Another area that Joint Venture Silicon Valley Network is moo-ving forward on however is cell phones. Their goal is to find and fix “dead spots” in service from San Jose to San Mateo. Like the wireless initiative, it won’t be easy. Everyone here in Woodside knows that often neighbors of sites where new cell towers are proposed are not “receptive” to the idea. But according to the Redwood Daily news article, “Joint Venture’s leaders say they’re making progress “one dead zone at a time.” Over time, they hope to allay fears and convince local leaders that a better cell phone infrastructure is important for the region’s economy and security.” And apparently our very own “drop” zone along Sand Hill Road is widely known as even Joint Venture President Russell Hancock has pointed out that “You’ve got an executive who has no problem talking on cell phones in Mongolia, and the next week he’s on Sand Hill Road trying to close a deal and he loses his signal.”
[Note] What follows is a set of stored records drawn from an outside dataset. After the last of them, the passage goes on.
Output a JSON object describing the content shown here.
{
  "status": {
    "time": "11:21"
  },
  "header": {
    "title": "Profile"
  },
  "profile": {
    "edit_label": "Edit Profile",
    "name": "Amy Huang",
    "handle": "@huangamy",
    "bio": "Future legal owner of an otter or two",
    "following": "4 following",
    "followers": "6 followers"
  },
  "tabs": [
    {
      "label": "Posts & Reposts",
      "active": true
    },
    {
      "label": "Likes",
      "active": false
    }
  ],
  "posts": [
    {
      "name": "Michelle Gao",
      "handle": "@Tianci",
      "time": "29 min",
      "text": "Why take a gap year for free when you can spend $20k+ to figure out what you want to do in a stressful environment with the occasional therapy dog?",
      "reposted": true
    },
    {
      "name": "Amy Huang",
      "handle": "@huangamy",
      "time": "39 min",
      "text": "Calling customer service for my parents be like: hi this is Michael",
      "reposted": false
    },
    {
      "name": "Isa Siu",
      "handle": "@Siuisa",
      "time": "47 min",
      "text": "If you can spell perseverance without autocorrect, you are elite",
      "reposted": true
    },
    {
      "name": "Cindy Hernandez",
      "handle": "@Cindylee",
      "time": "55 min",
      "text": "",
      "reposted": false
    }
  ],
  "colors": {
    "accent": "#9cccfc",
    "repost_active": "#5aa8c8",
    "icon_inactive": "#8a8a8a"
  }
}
With cell towers now designed to look like barns, trees and other view friendly designs, we hope the Council will be supportive of needed cell towers as well as the wireless internet. COWs should have the same access to the 21st century as our neighbors have.